WHAT IS NEEDED:
If a line below contains the string "JSON", copy it out.

LISTED RECORDS:
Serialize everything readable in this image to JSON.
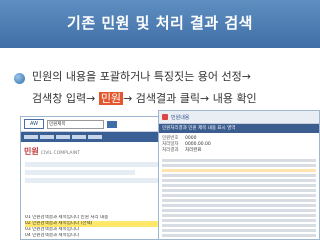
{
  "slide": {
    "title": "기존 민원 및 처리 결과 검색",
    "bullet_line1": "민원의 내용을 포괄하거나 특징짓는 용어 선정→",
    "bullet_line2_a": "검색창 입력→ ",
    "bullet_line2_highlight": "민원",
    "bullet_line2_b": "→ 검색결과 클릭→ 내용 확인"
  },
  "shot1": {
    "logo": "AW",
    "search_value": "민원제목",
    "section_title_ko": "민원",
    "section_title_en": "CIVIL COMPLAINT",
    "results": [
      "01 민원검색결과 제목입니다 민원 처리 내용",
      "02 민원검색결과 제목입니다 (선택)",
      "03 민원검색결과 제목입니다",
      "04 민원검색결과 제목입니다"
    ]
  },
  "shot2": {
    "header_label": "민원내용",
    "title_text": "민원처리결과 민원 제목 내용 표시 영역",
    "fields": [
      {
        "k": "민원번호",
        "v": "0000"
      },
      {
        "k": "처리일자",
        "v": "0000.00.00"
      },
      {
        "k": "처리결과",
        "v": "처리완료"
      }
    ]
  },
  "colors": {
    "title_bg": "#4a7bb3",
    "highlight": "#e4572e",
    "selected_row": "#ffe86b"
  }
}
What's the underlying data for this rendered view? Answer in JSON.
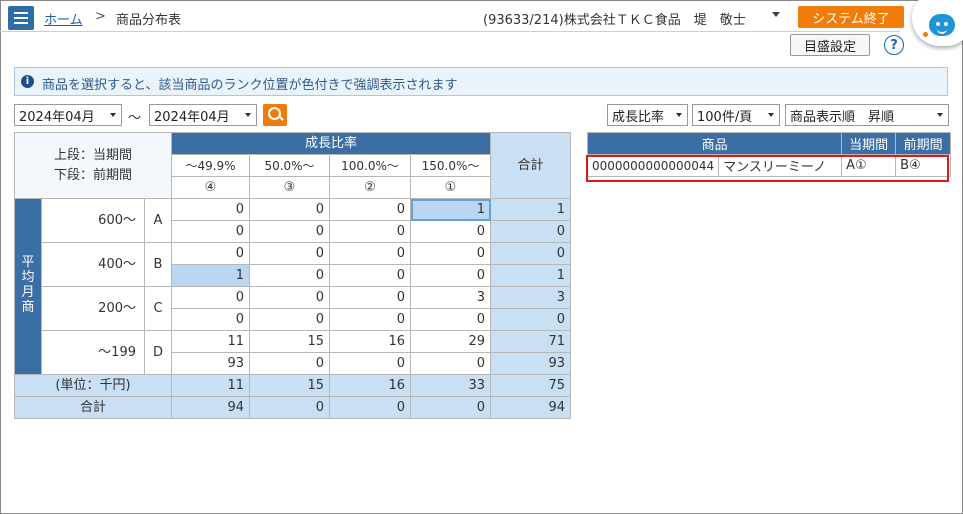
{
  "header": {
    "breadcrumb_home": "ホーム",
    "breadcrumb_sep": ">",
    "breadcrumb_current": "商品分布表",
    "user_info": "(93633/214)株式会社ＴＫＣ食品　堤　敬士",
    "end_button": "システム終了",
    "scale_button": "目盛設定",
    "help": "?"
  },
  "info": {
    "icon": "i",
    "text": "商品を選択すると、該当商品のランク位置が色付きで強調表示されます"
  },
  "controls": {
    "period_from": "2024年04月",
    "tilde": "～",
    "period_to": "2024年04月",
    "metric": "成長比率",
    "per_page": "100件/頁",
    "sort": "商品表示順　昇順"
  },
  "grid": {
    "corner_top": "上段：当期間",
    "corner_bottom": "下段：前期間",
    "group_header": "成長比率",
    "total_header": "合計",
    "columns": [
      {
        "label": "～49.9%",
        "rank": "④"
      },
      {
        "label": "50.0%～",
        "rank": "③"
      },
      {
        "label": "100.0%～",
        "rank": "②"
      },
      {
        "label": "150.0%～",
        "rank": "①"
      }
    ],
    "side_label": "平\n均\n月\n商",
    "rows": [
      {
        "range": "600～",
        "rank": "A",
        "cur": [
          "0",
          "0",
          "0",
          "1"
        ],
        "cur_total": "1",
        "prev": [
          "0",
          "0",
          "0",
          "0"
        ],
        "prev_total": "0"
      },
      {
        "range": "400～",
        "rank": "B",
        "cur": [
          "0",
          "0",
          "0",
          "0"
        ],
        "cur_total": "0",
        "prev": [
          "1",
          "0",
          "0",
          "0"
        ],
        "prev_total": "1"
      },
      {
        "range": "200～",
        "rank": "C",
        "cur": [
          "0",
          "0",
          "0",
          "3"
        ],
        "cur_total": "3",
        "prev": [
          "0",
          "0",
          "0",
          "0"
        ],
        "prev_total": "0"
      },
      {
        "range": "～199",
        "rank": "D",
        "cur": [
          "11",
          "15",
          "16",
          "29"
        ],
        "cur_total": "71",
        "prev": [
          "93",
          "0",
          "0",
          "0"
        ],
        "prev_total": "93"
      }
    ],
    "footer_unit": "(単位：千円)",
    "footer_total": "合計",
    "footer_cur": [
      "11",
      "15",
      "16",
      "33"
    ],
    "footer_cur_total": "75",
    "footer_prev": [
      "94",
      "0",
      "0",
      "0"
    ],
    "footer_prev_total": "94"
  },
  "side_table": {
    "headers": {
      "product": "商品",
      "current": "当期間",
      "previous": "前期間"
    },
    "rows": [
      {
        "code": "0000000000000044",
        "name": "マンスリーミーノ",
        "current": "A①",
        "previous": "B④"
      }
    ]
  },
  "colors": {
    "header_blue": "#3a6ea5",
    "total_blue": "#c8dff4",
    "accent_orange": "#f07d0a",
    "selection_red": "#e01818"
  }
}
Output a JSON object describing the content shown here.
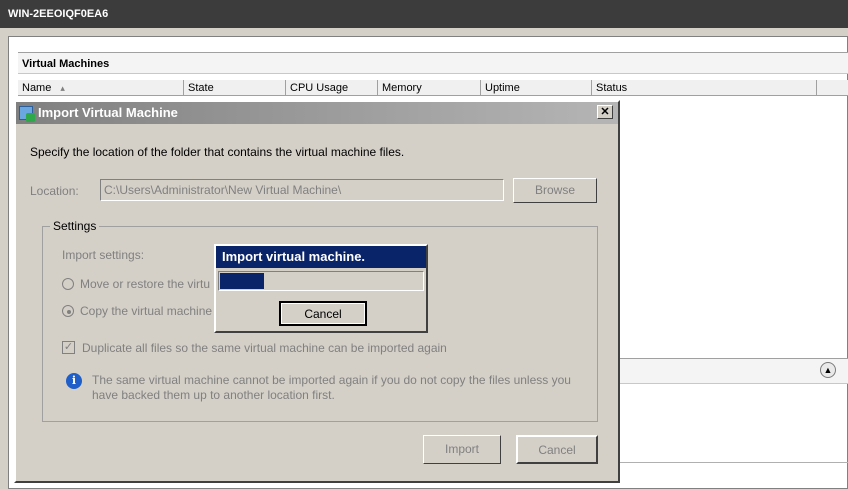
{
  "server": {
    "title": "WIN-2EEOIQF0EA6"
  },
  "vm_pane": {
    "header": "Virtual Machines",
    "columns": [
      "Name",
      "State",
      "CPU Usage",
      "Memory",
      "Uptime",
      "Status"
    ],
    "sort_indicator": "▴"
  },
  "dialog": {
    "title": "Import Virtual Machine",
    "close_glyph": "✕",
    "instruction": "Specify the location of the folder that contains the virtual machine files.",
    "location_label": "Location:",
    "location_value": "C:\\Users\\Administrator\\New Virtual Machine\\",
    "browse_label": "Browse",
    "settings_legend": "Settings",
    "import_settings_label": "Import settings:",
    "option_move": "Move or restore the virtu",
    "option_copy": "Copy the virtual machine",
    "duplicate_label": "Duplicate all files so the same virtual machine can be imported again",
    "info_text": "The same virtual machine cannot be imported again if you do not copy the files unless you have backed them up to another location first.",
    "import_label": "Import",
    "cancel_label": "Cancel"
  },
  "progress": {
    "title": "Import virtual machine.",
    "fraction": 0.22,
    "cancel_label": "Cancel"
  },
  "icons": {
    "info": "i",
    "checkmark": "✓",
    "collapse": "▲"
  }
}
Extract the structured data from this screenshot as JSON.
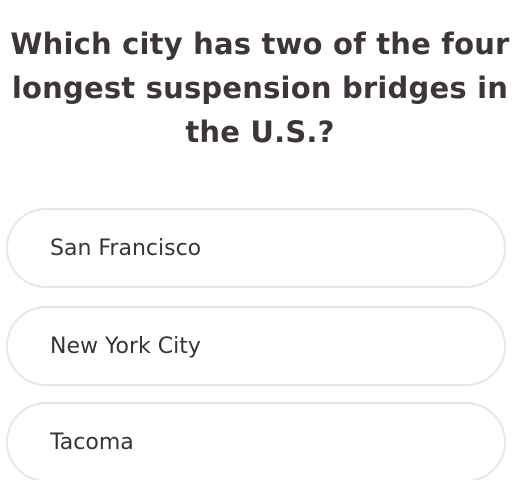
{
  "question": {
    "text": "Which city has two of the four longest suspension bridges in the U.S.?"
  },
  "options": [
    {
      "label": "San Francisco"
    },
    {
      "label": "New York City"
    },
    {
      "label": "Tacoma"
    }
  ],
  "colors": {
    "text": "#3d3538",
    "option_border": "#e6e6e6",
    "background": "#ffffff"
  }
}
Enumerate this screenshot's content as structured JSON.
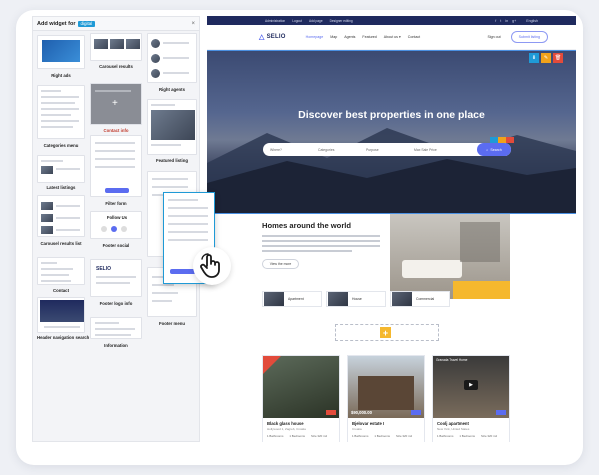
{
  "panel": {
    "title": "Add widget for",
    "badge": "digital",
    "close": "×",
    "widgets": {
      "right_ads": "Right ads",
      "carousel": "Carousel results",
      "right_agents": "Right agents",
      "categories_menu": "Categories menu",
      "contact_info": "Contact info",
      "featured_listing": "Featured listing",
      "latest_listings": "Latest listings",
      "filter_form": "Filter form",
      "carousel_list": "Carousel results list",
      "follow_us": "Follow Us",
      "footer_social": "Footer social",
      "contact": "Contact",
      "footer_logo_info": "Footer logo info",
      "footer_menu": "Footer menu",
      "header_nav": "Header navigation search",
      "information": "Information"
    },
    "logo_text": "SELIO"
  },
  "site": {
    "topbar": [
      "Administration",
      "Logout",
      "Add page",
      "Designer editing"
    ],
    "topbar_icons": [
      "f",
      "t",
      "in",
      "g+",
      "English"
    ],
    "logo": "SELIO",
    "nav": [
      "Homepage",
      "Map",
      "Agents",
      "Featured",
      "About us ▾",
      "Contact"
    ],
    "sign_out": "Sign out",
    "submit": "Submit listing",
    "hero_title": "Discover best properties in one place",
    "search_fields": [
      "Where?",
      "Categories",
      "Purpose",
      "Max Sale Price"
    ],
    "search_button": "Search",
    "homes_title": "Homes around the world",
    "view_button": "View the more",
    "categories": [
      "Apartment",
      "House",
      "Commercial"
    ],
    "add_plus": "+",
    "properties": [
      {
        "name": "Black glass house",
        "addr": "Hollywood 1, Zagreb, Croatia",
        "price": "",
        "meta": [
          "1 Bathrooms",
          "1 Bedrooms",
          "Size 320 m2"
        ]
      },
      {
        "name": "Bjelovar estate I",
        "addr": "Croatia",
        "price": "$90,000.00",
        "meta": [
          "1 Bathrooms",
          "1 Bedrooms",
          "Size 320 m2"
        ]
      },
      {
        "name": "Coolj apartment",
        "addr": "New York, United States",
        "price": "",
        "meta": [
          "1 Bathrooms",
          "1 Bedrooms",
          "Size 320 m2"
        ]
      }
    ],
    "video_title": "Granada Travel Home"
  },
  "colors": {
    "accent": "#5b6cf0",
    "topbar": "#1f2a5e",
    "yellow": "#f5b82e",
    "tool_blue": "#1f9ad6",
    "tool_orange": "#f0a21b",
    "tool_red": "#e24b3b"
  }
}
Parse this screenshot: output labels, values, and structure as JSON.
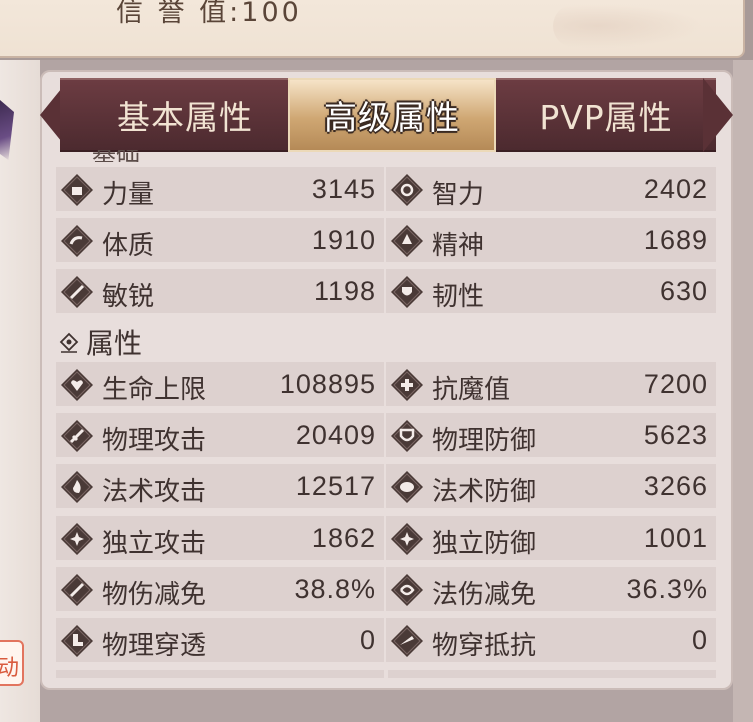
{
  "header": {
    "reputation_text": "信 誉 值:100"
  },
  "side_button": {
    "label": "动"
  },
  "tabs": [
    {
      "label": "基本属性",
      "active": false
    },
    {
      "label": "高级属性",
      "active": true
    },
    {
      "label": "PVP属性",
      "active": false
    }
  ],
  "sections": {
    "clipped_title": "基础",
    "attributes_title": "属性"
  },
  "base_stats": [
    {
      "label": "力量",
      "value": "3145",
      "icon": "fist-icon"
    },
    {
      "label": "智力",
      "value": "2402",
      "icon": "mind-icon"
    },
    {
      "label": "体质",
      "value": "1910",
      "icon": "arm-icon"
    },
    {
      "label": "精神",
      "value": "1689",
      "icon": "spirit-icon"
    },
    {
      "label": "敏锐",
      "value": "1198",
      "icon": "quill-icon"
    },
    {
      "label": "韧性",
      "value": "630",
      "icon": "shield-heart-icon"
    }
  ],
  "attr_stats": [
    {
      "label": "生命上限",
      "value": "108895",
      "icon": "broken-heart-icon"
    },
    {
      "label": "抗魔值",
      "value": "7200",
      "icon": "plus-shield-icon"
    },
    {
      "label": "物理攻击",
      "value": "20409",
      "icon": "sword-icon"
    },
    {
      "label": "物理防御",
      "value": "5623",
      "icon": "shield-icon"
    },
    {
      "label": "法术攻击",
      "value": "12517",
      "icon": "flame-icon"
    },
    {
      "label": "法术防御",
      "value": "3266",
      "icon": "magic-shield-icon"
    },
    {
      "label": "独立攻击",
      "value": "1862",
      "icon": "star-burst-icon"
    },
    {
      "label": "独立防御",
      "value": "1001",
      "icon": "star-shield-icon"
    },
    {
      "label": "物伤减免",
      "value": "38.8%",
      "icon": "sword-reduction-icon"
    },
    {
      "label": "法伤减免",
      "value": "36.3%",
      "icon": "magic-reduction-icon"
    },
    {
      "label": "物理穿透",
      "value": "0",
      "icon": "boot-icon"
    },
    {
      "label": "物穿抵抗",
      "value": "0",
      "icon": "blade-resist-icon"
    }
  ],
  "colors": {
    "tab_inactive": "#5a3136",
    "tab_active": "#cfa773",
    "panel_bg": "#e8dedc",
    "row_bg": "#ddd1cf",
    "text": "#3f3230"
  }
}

ANSWER AREA:
Serialize everything readable in this image to JSON.
What's the underlying data for this rendered view? Answer in JSON.
Output a JSON object describing the content shown here.
Extract the structured data from this screenshot as JSON.
Enumerate this screenshot's content as structured JSON.
Parse this screenshot: output labels, values, and structure as JSON.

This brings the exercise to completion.